Born in Pisa the 14th of April 1965, I live in Lecce, in the south of Italy. My research interests include Particle Physics, Cosmology, Quantum Information Theory. I practice kitesurf, windsurf,... Read More »

My recent article  on the relationship between Einstein's Theory of Relativity and superluminal neutrinos has triggered a series of comments. Some of them were reasonable, some others not. Among the reasonable doubts on this topic, there is a possible concern about the meaning of "limiting velocity", i.e. velocity that cannot be exceeded in the context of the theory. Could it be that we have found a new limiting velocity-  the one of neutrinos- and the theory still stands up with a new value for a fundamental constant c? Could it be that the speed of light is not well measured?
There is a certain amount of confusion on the relationship between Einstein's Theory of Relativity and the recent experimental results that seem to point towards neutrinos that are faster than light by an amount of about 7 km/s. So let me try to clarify things by answering to the following question:

If neutrinos travel faster than light by 7 km/s, do we need to modify Relativity?

The answer is a clear-cut "Yes"; let me explain why.

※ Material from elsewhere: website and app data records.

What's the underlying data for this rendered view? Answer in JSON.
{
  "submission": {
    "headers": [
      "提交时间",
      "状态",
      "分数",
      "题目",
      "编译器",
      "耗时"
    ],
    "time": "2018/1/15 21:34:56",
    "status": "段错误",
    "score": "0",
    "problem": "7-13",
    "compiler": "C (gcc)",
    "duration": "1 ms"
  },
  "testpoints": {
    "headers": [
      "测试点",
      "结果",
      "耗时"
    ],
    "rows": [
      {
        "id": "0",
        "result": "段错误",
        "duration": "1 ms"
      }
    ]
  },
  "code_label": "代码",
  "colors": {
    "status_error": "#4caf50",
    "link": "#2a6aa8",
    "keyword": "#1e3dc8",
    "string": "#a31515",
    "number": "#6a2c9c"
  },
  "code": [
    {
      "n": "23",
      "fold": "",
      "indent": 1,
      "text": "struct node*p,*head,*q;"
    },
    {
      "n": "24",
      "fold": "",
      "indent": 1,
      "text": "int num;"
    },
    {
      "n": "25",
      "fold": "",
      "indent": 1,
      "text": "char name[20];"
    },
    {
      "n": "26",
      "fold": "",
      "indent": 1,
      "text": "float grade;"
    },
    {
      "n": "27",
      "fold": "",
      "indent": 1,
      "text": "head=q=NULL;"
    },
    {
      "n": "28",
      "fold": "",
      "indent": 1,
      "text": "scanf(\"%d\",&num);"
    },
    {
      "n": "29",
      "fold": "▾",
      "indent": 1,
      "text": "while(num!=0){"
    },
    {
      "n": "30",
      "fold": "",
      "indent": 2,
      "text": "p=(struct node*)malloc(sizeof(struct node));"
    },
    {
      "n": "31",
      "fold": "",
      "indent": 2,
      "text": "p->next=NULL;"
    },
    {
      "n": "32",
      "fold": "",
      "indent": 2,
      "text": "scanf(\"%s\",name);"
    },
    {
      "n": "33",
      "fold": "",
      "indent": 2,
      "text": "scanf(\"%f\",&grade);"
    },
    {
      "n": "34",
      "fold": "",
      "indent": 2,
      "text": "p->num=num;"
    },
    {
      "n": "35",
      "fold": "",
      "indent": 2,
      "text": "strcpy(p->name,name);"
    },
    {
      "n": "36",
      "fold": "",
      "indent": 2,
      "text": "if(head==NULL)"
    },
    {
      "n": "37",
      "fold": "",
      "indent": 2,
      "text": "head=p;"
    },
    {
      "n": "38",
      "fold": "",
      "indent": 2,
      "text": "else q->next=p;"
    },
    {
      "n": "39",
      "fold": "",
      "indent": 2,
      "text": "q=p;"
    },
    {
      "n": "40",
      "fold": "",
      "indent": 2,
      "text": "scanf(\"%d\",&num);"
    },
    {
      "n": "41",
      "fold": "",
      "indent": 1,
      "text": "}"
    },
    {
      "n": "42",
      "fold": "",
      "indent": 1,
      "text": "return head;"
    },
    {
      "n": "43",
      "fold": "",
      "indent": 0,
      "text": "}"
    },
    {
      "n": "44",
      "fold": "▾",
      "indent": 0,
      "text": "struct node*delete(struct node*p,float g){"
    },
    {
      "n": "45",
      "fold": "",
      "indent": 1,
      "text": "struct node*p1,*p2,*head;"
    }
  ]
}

Lorentz invariance, which is embodied in the theory of Relativity, has the unescapable consequence that there exists a precise relationship between a free particle's energy E, its momentum p and its mass m: